24th November, 2010

Use the right tool for the job

Filed under: General — admin @ 1:28 pm

I was going to write an informed and opinionated piece about the use of proper tools in corporate IT departments. In particular I was going to say that I found it interesting that smaller, more cost conscious teams (in startups or open source projects) use more modern and sophisticated tools for issue management, project planning and code management than the big IT departments that I have the pleasure to work in.

But, well, I’ve got to go and write a status report showing the break down of issues by status, and that is going to take me about three and a half hours. So I don’t have time to faff about on my blog.

Instead, I’ll just paraphrase JWZ (who was apparently in turn paraphrasing an older comment about sed) and say;

Some people, when confronted with a problem think “I know, I’ll use a SharePoint list.” Now they have two problems.

I mean, a SharePoint list for issue management? When we could use Jira or FogBugz? I give up.

10 Comments

  1. Oh – you poor poor soul.

    We have a ton of sharepoint sites – but we also have JIRA – so thankfully not much issue management happening in Sharepoint.

    For your quote – I have heard it used with Excel also :)

    Comment by mark — 24/11/2010 @ 6:27 pm

  2. Oh – you poor poor soul.

    We have a ton of sharepoint sites – but we also have JIRA – so thankfully not much issue management happening in Sharepoint.

    For your quote – I have heard it used with Excel also :)

    Comment by mark — 24/11/2010 @ 6:27 pm

  3. And what should I see on Reddit this morning but this – http://i.imgur.com/rH6mg.gif

    Comment by Andy Todd — 25/11/2010 @ 6:36 am

  4. And what should I see on Reddit this morning but this – http://i.imgur.com/rH6mg.gif

    Comment by Andy Todd — 25/11/2010 @ 6:36 am

  5. Unfortunately, big companies have a process. This costs to create and costs to change. Process is worth a lot (for example, safety and hygiene regulators look at process – what you have written down and how you follow it; some customers will check your process before awarding a contract).

    Acquiring process is a cost of growth and keeps you using out-dated stuff.

    Comment by Paddy3118 — 28/11/2010 @ 5:06 pm

  6. Unfortunately, big companies have a process. This costs to create and costs to change. Process is worth a lot (for example, safety and hygiene regulators look at process – what you have written down and how you follow it; some customers will check your process before awarding a contract).

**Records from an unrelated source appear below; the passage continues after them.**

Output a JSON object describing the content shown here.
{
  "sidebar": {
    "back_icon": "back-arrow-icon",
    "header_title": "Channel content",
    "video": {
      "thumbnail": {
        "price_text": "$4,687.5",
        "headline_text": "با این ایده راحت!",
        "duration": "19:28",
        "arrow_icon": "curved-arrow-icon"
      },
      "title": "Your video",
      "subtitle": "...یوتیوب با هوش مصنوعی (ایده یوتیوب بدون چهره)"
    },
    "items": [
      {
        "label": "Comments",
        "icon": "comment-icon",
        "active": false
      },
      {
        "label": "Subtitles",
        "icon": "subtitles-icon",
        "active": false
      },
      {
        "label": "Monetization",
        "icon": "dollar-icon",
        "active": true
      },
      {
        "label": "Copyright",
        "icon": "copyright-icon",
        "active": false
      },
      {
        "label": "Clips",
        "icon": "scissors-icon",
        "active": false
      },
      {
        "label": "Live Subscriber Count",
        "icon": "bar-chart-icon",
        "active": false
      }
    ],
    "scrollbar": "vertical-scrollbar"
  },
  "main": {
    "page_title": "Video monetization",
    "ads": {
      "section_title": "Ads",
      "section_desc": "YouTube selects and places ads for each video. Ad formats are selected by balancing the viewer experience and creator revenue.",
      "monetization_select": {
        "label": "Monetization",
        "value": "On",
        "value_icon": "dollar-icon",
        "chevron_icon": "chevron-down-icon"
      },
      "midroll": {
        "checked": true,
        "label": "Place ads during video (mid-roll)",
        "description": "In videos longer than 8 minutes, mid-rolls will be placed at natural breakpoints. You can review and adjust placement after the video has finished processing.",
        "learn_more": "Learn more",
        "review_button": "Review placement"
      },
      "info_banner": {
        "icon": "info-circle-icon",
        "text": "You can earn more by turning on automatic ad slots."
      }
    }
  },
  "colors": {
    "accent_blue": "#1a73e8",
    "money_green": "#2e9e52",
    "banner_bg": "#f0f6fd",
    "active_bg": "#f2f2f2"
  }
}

    Acquiring process is a cost of growth and keeps you using out-dated stuff.

    Comment by Paddy3118 — 28/11/2010 @ 5:06 pm

  7. Just as well you have a strong enough sense of humour to cope with such madness, Andy! Now, I’d better get back to my latest task in Pivotal Tracker ;)

    Comment by Keith Pitty — 30/11/2010 @ 9:45 am

  8. Just as well you have a strong enough sense of humour to cope with such madness, Andy! Now, I’d better get back to my latest task in Pivotal Tracker ;)

    Comment by Keith Pitty — 30/11/2010 @ 9:45 am

  9. Is sharepoint good for anything? Isn’t it basically a file share in browser’s clothing?

    Oh what am I thinking, what about all those really successful internet sites that are build on sharepoint? So, umm, yeah.

    Comment by Alastair — 01/12/2010 @ 8:50 pm

  10. Is sharepoint good for anything? Isn’t it basically a file share in browser’s clothing?

    Oh what am I thinking, what about all those really successful internet sites that are build on sharepoint? So, umm, yeah.

    Comment by Alastair — 01/12/2010 @ 8:50 pm

RSS feed for comments on this post.

Sorry, the comment form is closed at this time.

Powered by WordPress